And so I've taken a look through one of my books, gone back to a few of the websites I was looking at before I started this whole business.

And it looks like I'm well and truly screwed.

I'm just under 9 weeks away from the race, and most training plans I've looked at had me running 20 mile runs by now, if not 3-4 weeks ago. I know I'm not qualifying for Boston, but I'd still like to actually *run* a marathon, not just finish it. So at the moment I'm struggling with whether I just stick with the gradual mileage ramp-up and peak at whatever I peak at 2-3 weeks before the race, or try to ramp more quickly to get the miles in but keep the tempos down and be more careful about giving myself enough rest between runs. I'm not convinced either approach is necessarily going to be a good idea.

It feels like things always seem to be more difficult than planned*. I figured that this marathon training thing should have been straightforward, if not easy. I knew it was going to be work, but it wasn't supposed to get so... complicated. It keeps making me wonder whether SOMEBODY out there is trying to tell me to just cut it out and sit my ass down.


* I know that at heart, I AM kind of idealistic, but I'm not supposed to be that positive, optimistic guy. I'm supposed to be pragmatic. Realistic. Pessimistic. Plan conservatively. Maybe I've changed. Or maybe it's just overconfidence when it comes to physical activities. Like when people heckle pro athletes or watch action movies and think that they could be all heroic and shit.

Why I hate Facebook

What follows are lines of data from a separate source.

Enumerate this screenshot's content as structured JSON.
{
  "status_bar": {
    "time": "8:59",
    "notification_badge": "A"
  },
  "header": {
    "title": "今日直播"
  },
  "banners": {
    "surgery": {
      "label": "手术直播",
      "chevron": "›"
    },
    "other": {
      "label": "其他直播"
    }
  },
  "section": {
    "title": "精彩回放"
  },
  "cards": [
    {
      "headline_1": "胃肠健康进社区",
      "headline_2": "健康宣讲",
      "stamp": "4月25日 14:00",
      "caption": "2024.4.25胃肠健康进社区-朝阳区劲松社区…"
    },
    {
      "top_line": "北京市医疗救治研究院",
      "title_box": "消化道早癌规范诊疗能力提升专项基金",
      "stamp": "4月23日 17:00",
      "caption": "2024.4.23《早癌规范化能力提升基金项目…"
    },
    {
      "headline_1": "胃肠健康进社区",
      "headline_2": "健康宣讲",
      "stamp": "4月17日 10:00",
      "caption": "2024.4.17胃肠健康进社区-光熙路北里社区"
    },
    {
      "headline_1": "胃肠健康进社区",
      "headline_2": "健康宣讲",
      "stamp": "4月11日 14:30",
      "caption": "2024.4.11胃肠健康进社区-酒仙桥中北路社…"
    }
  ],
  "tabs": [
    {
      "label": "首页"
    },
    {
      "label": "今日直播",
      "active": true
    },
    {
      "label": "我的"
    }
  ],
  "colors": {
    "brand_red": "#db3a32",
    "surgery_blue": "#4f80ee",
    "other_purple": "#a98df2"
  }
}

Facebook: Hey! A friend wants to share a book with you! Click here to see!
Me: Uh, thanks... what's the book?
FB: Hang on, just sign up for this application!
Me: Huh? Ok, fine. [clicking Add] So what's the book?
FB: Wait, look at all of your friends who aren't using this application yet! Why don't you let me infect I mean, invite them to use it too!
Me: Um, no... [clicking Skip] so, think you could tell me what book that was?
FB: Hey, do you like any of these books?
Me: C'mon, quit it. [clicking Skip] Ok, so what was that book?
FB: Thanks! Hey, here are all the great features for this application!
Me: Alright, already! What was the fucking book?!
FB: [crickets]
Me: um, hello?
FB: [more crickets]
Me: Ok, this says recommendations, maybe you put it under there? [clicking Recommendations]
FB: Sorry, we do not have any recommendations for you.

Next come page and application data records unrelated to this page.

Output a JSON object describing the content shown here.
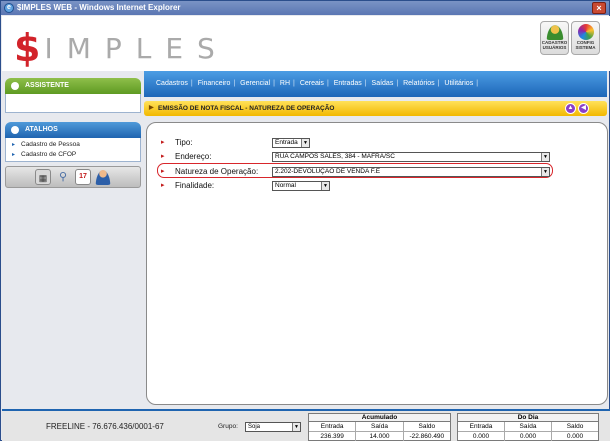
{
  "window": {
    "title": "$IMPLES WEB - Windows Internet Explorer"
  },
  "header": {
    "logo_dollar": "$",
    "logo_rest": "IMPLES",
    "buttons": [
      {
        "label_line1": "CADASTRO",
        "label_line2": "USUÁRIOS",
        "icon": "user-icon"
      },
      {
        "label_line1": "CONFIG",
        "label_line2": "SISTEMA",
        "icon": "color-wheel-icon"
      }
    ]
  },
  "sidebar": {
    "assistente_title": "ASSISTENTE",
    "atalhos_title": "ATALHOS",
    "shortcuts": [
      "Cadastro de Pessoa",
      "Cadastro de CFOP"
    ],
    "tools": [
      "calculator-icon",
      "search-icon",
      "calendar-icon",
      "user-icon"
    ],
    "calendar_day": "17"
  },
  "menu": {
    "items": [
      "Cadastros",
      "Financeiro",
      "Gerencial",
      "RH",
      "Cereais",
      "Entradas",
      "Saídas",
      "Relatórios",
      "Utilitários"
    ]
  },
  "section": {
    "title": "EMISSÃO DE NOTA FISCAL - NATUREZA DE OPERAÇÃO"
  },
  "form": {
    "tipo": {
      "label": "Tipo:",
      "value": "Entrada"
    },
    "endereco": {
      "label": "Endereço:",
      "value": "RUA CAMPOS SALES, 384 - MAFRA/SC"
    },
    "natureza": {
      "label": "Natureza de Operação:",
      "value": "2.202-DEVOLUÇÃO DE VENDA F.E"
    },
    "finalidade": {
      "label": "Finalidade:",
      "value": "Normal"
    }
  },
  "status": {
    "freeline": "FREELINE - 76.676.436/0001-67",
    "grupo_label": "Grupo:",
    "grupo_value": "Soja",
    "acumulado": {
      "title": "Acumulado",
      "cols": [
        "Entrada",
        "Saída",
        "Saldo"
      ],
      "values": [
        "236.399",
        "14.000",
        "-22.860.490"
      ]
    },
    "do_dia": {
      "title": "Do Dia",
      "cols": [
        "Entrada",
        "Saída",
        "Saldo"
      ],
      "values": [
        "0.000",
        "0.000",
        "0.000"
      ]
    }
  },
  "colors": {
    "menu_blue": "#1d66b8",
    "section_yellow": "#f2b800",
    "highlight_red": "#d8262b",
    "logo_red": "#d2232a"
  }
}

Fucking facebook.

Thursday, August 14, 2008

barriers to productivity

Originally uploaded by tallasiandude.

This is one of the few downsides to working from home. I can feel myself getting carpal tunnel trying not to disturb him too much when I try to type around him.

On the other hand, it's 3:30pm and I'll probably head out for a run in less than an hour. (seeing as I couldn't motivate when I woke up at 6 this morning, and then ended up over-sleeping*.)

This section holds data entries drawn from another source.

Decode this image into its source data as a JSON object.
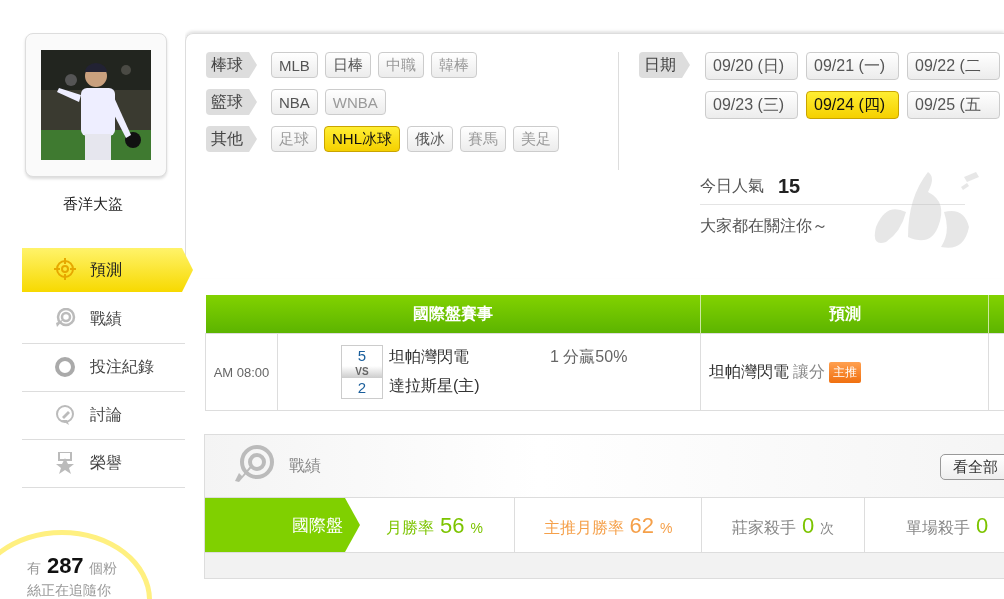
{
  "profile": {
    "name": "香洋大盜"
  },
  "menu": [
    {
      "label": "預測",
      "selected": true
    },
    {
      "label": "戰績",
      "selected": false
    },
    {
      "label": "投注紀錄",
      "selected": false
    },
    {
      "label": "討論",
      "selected": false
    },
    {
      "label": "榮譽",
      "selected": false
    }
  ],
  "fans": {
    "text": "有 **287** 個粉絲正在追隨你"
  },
  "filters": [
    {
      "label": "棒球",
      "options": [
        {
          "label": "MLB",
          "disabled": false,
          "selected": false
        },
        {
          "label": "日棒",
          "disabled": false,
          "selected": false
        },
        {
          "label": "中職",
          "disabled": true,
          "selected": false
        },
        {
          "label": "韓棒",
          "disabled": true,
          "selected": false
        }
      ]
    },
    {
      "label": "籃球",
      "options": [
        {
          "label": "NBA",
          "disabled": false,
          "selected": false
        },
        {
          "label": "WNBA",
          "disabled": true,
          "selected": false
        }
      ]
    },
    {
      "label": "其他",
      "options": [
        {
          "label": "足球",
          "disabled": true,
          "selected": false
        },
        {
          "label": "NHL冰球",
          "disabled": false,
          "selected": true
        },
        {
          "label": "俄冰",
          "disabled": false,
          "selected": false
        },
        {
          "label": "賽馬",
          "disabled": true,
          "selected": false
        },
        {
          "label": "美足",
          "disabled": true,
          "selected": false
        }
      ]
    }
  ],
  "dates": {
    "label": "日期",
    "options": [
      {
        "label": "09/20 (日)",
        "selected": false
      },
      {
        "label": "09/21 (一)",
        "selected": false
      },
      {
        "label": "09/22 (二",
        "selected": false
      },
      {
        "label": "09/23 (三)",
        "selected": false
      },
      {
        "label": "09/24 (四)",
        "selected": true
      },
      {
        "label": "09/25 (五",
        "selected": false
      }
    ]
  },
  "popularity": {
    "label": "今日人氣",
    "value": "15",
    "message": "大家都在關注你～"
  },
  "table": {
    "columns": [
      "國際盤賽事",
      "預測"
    ],
    "rows": [
      {
        "time": "AM 08:00",
        "score_1": "5",
        "vs": "VS",
        "score_2": "2",
        "team_1": "坦帕灣閃電",
        "team_2": "達拉斯星(主)",
        "odds": "1 分贏50%",
        "pick_team": "坦帕灣閃電",
        "pick_type": "讓分",
        "pick_badge": "主推"
      }
    ]
  },
  "record": {
    "title": "戰績",
    "view_all": "看全部",
    "category": "國際盤",
    "stats": [
      {
        "kind": "rate",
        "label": "月勝率",
        "value": "56",
        "unit": "%",
        "color": "#7cc400"
      },
      {
        "kind": "rate",
        "label": "主推月勝率",
        "value": "62",
        "unit": "%",
        "color": "#f5a04a"
      },
      {
        "kind": "count",
        "label": "莊家殺手",
        "value": "0",
        "unit": "次",
        "color": "#7cc400"
      },
      {
        "kind": "count",
        "label": "單場殺手",
        "value": "0",
        "color": "#7cc400"
      }
    ]
  }
}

* Prolly got up around 10. Yeah, jetlag...

Tuesday, August 12, 2008

Um.... what?

"Not every wrong, or even every violation of the law, is a crime."
- Attorney General Michael Mukasey

I guess I'm going to need to look up the actual definition of "crime" now...

In other news, we're back from our trip to Kansas City (actually, Olathe) and Los Angeles, but posts will probably continue to be sparse given the whole work and training thing. Better to check up on twitter, flickr and facebook... (yes, facebook -- got sucked in, but still trying to lay low over there)

Wednesday, August 06, 2008

Glorious, glorious legroom

Originally uploaded by tallasiandude.

The travel gods were kind to us on our leg from K.C. to L.A.

Southwest has made some changes to their line-up policy and assigned actual line number positions. We were pretty deep into the first seating group, but I was still able to get the double row exit row seat, a much-welcomed improvement from the last trip to L.A. when I was stuck in a middle coach middle (on American with crappier seat pitch) in both directions.

It wasn't a full flight, so it probably would have been okay elsewhere on the plane, but I'm still grateful.

It's just kind of a bummer to have to fly into LAX. Unfortunately, the only flights that were available into Burbank at the right times had layovers and were almost $100 more expensive, and sometimes I'm just not willing to throw that much more money at a problem. (And the return leg on JetBlue -- thankfully out of Burbank -- cost us a lot more than I would have liked, so that figured into the equation as well.)